Monday, January 25, 2016

M is for Malapropism

[mal-uh-prop-iz-uh m] 

According to Literary Devices:

Malapropism in literature refers to the practice of misusing words by substituting words with similar sounding words that have different, often unconnected meanings, and thus creating a situation of confusion, misunderstanding and amusement. Malapropism is used to convey that the speaker or character is flustered, bothered, unaware or confused and as a result cannot employ proper diction. A trick to using malapropism is to ensure that the two words (the original and the substitute) sound similar enough for the reader to catch onto the intended switch and find humor in the result.

In the play Much Ado About Nothing, noted playwright William Shakespeare’s character Dogberry says, "Our watch, sir, have indeed comprehended two auspicious persons." Instead, what the character means to say is “"Our watch, sir, have indeed apprehended two suspicious persons."
Here a some hilarious examples of malapropism:
He had to use the fire distinguisher. (extinguisher)
Good punctuation means not to be late. (punctuality)
He is a wolf in cheap clothing. (sheep)
Michelangelo painted the Sixteenth Chapel. (Sistine)
Rainy weather can be hard on the sciences. (sinuses)
Having a good wife is called monotony. (monogamy)
Flying saucers are an optical conclusion. (illusion)
It is beyond my apprehension. (comprehension)

This post is a part of a collaborative project called, Blogging through the Alphabet. To read more 
click here and here


  1. I knew there was a word for those kinds of mix-ups, but I couldn't remember what it was. Some of them sound like what I heard my kids say when they were littler.
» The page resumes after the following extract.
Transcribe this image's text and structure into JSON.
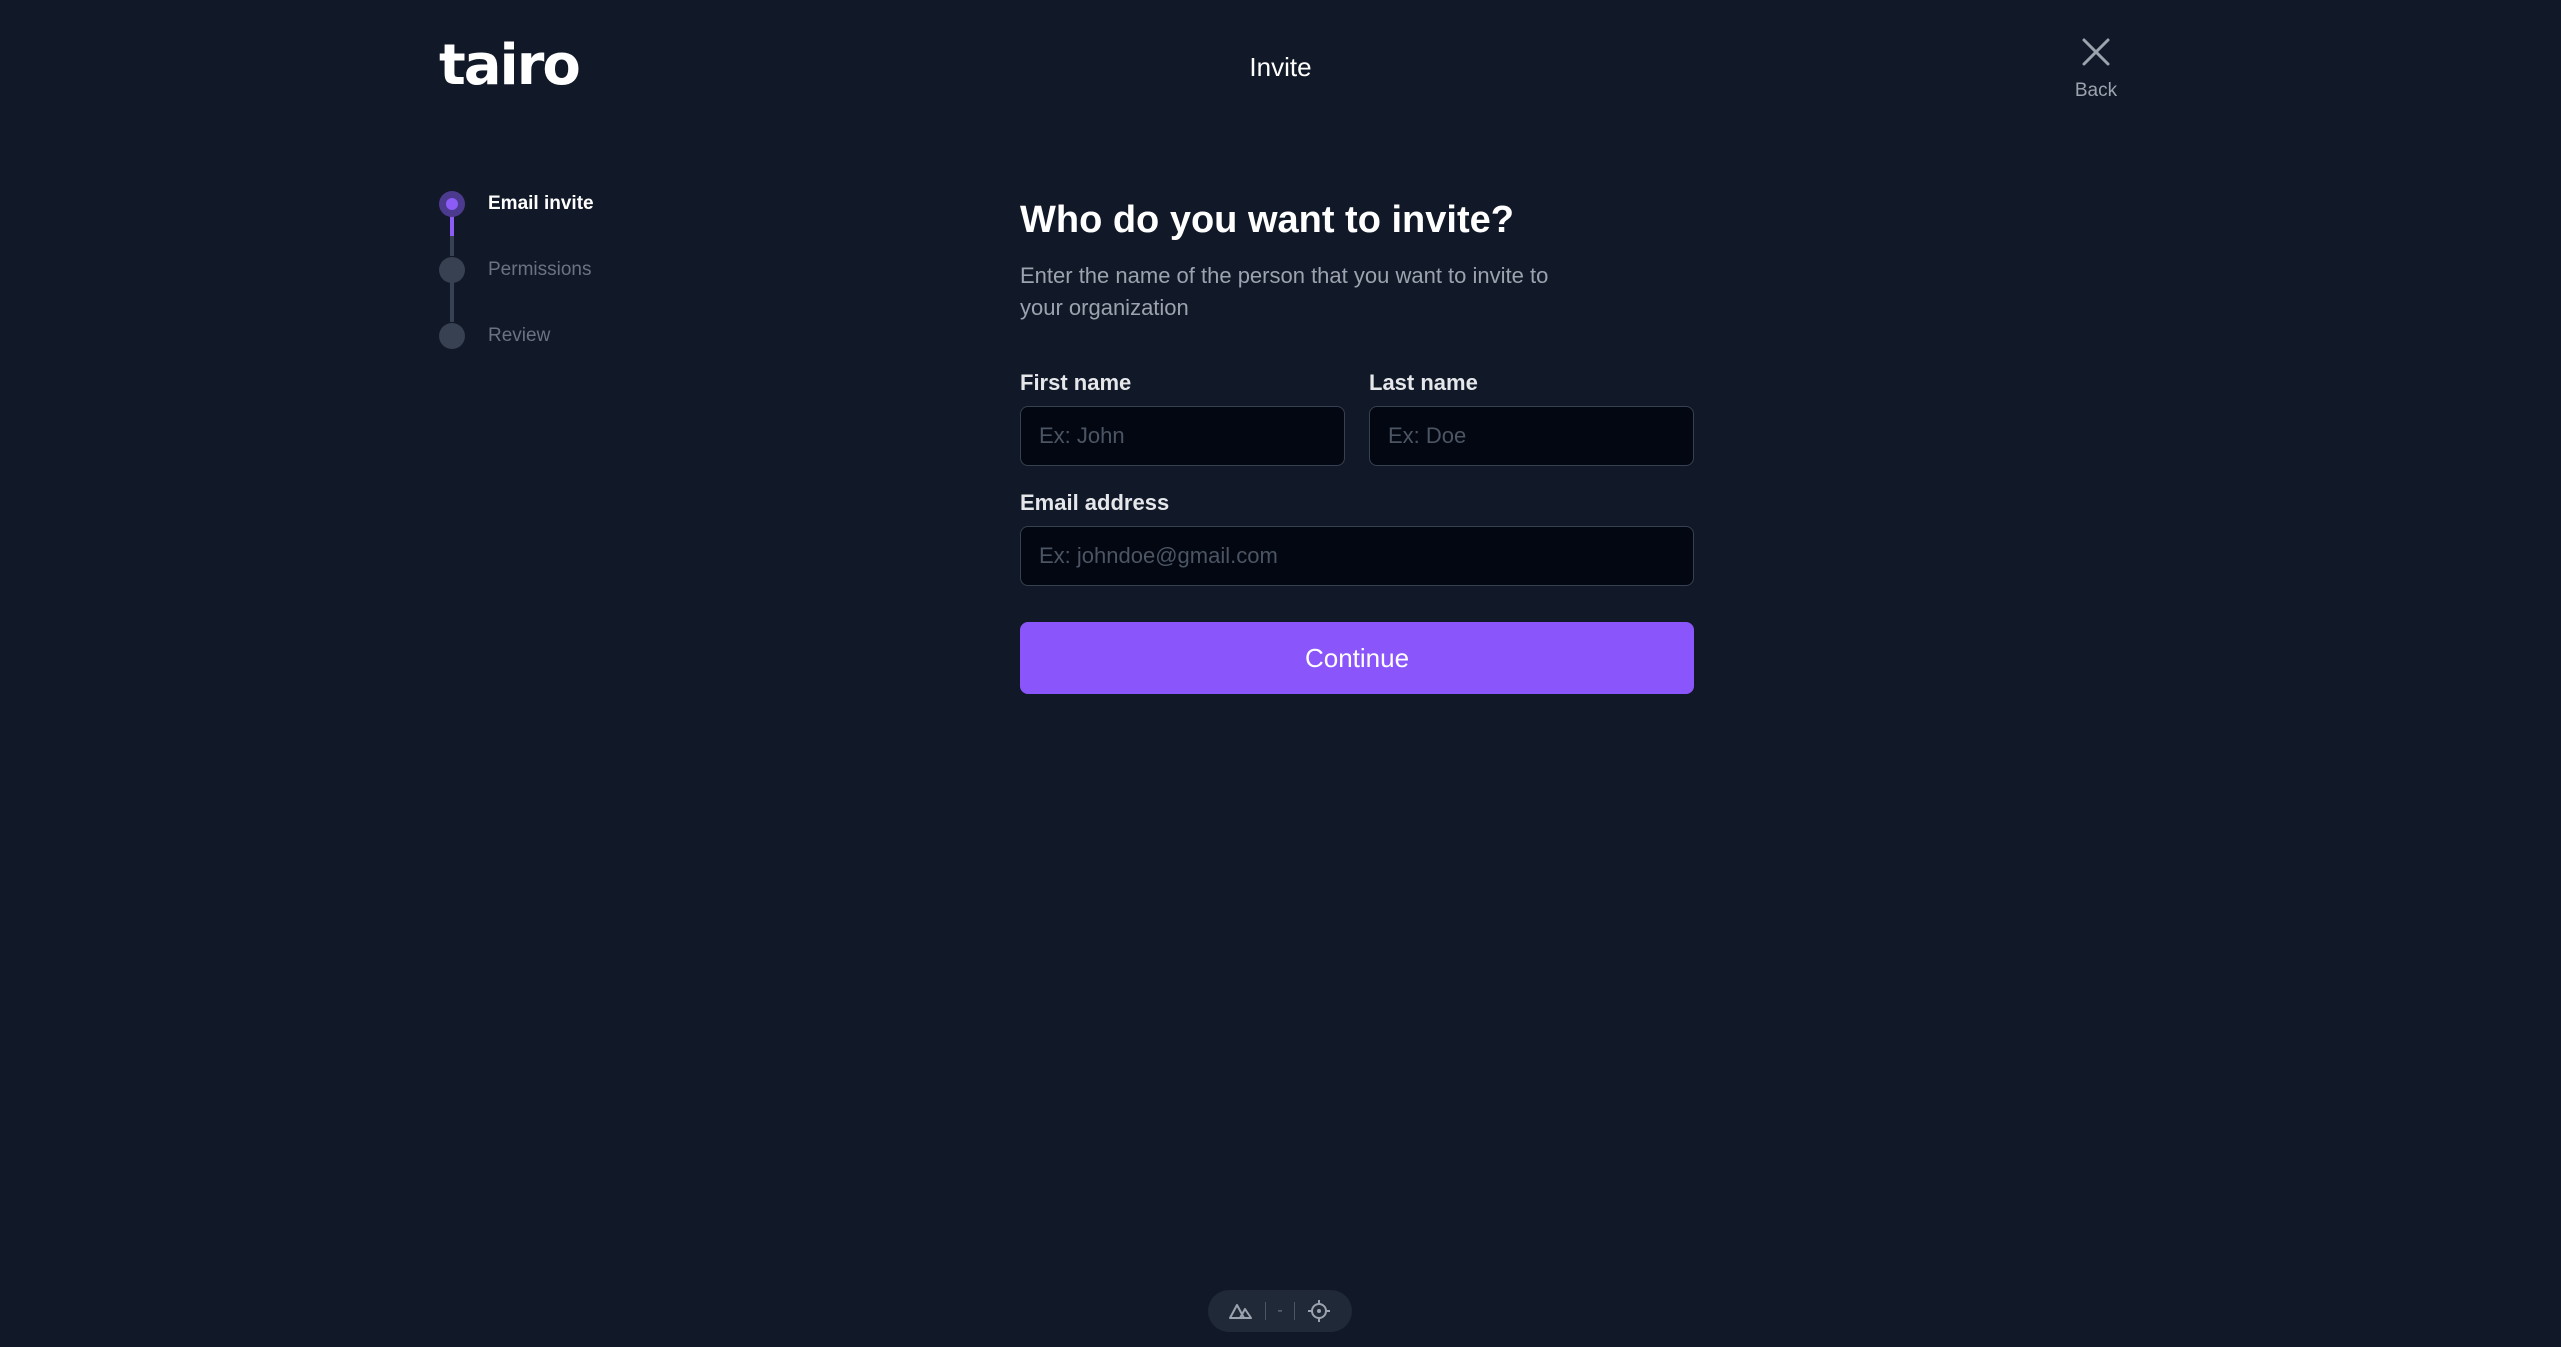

  2. We have a fair amount of them around here...and they're even funnier when the kids don't realize it!

  3. I had no ID what that literal term meant!